The Lawletter Vol 35 No 2, January 21, 2011
In order to reform the real estate settlement process, Congress passed the Real Estate Settlement Procedures Act ("RESPA"), 12 U.S.C. §§ 2601-2617. The purpose of the statute was to ensure that consumers are "provided with greater and more timely information on the nature and costs of the settlement process" and "protected from unnecessarily high settlement charges caused by certain abusive practices." 12 U.S.C. § 2601(a). One significant section, RESPA § 8(b), deals with "splitting charges":
(b) Splitting charges
No person shall give and no person shall accept any portion, split, or percentage of any charge made or received for the rendering of a real estate settlement service in connection with a transaction involving a federally related mortgage loan other than for services actually performed.
Id. § 2607(b). Although that provision talks about "splitting charges," the U.S. District Court for the Southern District of Ohio in Augenstein v. Coldwell Banker Real Estate LLC, No. 2:10‑cv‑191, 2010 WL 4537049 (S.D. Ohio Nov. 9, 2010), recently opined that the above provision can be violated even when there are not multiple settlement service providers splitting charges. The court held that the RESPA provision directing that "[n]o person shall give and no person shall accept any portion, split, or percentage of any charge made or received for the rendering of a real estate settlement service" except "for services actually performed" does not by its plain terms prohibit only the splitting of fees between multiple settlement service providers.
In the Ohio case, the Augensteins had entered into a federally related loan in order to finance their purchase. In connection to the sale and settlement, the Augensteins obtained settlement services from Coldwell Banker. At closing, Coldwell Banker charged the Augensteins an administrative fee of $199 in addition to the total sales/broker commission of $19,710. The Augensteins alleged that Coldwell Banker had not provided any services in exchange for the administrative fee and that the charging and the accepting of the fee violated RESPA because (1) it was a fee for which no services were rendered; and/or (2) it was a duplicative fee for services already rendered as part of the total sales/broker's commission. In holding that the Augensteins had stated a claim under RESPA and that a violation of § 2607(b) did not require multiple providers, the court commented:

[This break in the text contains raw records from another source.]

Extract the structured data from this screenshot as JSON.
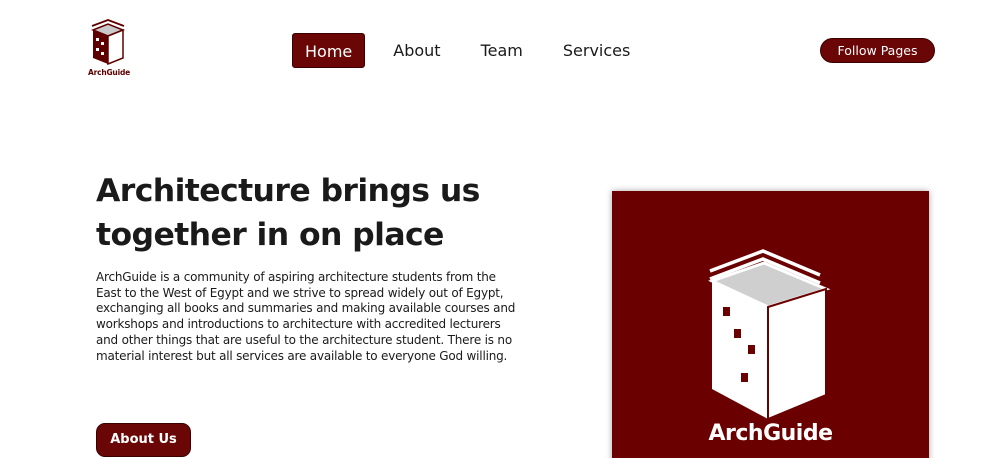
{
  "brand": {
    "logo_text": "ArchGuide",
    "card_name": "ArchGuide",
    "color": "#6b0000"
  },
  "nav": {
    "items": [
      {
        "label": "Home",
        "active": true
      },
      {
        "label": "About",
        "active": false
      },
      {
        "label": "Team",
        "active": false
      },
      {
        "label": "Services",
        "active": false
      }
    ]
  },
  "header": {
    "follow_label": "Follow Pages"
  },
  "hero": {
    "title_line1": "Architecture brings us",
    "title_line2": "together in on place",
    "description": "ArchGuide is a community of aspiring architecture students from the East to the West of Egypt and we strive to spread widely out of Egypt, exchanging all books and summaries and making available courses and workshops and introductions to architecture with accredited lecturers and other things that are useful to the architecture student. There is no material interest but all services are available to everyone God willing.",
    "button_label": "About Us"
  }
}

This Court finds that the text of RESPA § 8(b) clearly and unambiguously prohibits undivided unearned fees. The statute explicitly states that "[n]o person shall give and no person shall accept" any part of a fee "other than for services actually performed." RESPA § 8(b). In OfficeMax, Inc. v. United States, the Sixth Circuit said that "and" should presumptively be read conjunctively. 428 F.3d 583, 589 (citing Crooks v. Harrelson, 282 U.S. 55, 58, 51 S.Ct. 49, 75 L.Ed. 156 (1930)). But if this reading would lead to incoherent or absurd results, then "and" should be read disjunctively to mean "or." Id. at 589‑90. Keeping in mind that "[i]t has long been a 'familiar canon of statutory construction that remedial legislation should be construed broadly to effectuate its purposes,[']" Carter, 553 F.3d at 985 (quoting Tcherepnin v. Knight, 389 U.S. 332, 336, 88 S.Ct. 548, 19 L.Ed.2d 564 (1967)), it would lead to absurd results if two settlement service providers could violate § 8(b) by sharing an unearned fee, but one settlement service provider could freely charge consumers such fees. Thus, the "and" in § 8(b) creates two prohibitions: it prohibits a settlement service provider from charging a fee for which no work is performed, and it prohibits a settlement service provider from receiving such a fee. The violation exists regardless of whether the provider is sharing that fee with another. See Sosa, 348 F.3d at 982; see also Santiago, 417 F.3d at 388.
Id. at *4. However, the court also cautioned that there is currently a split of authority among the federal circuits. The Second, Third, and Eleventh Circuits have held that a violation can occur with only one settlement service provider. See Santiago v. GMAC Mortg. Group, Inc., 417 F.3d 384 (3d Cir. 2005); Kruse v. Wells Fargo Home Mortg., Inc., 383 F.3d 49 (2d Cir. 2004); Sosa v. Chase Manhattan Mortg. Corp., 348 F.3d 979 (11th Cir. 2003). On the other hand, the Fourth, Seventh, and Eighth Circuits have found that the text of § 2607(b) clearly and unambiguously requires two culpable parties. See Haug v. Bank of Am., 317 F.3d 832 (8th Cir. 2003); Krzalic v. Repub. Title Co., 314 F.3d 875 (7th Cir. 2002), cert. denied, 539 U.S. 958 (2003); Boulware v. Crossland Mortg. Corp., 291 F.3d 261 (4th Cir. 2002).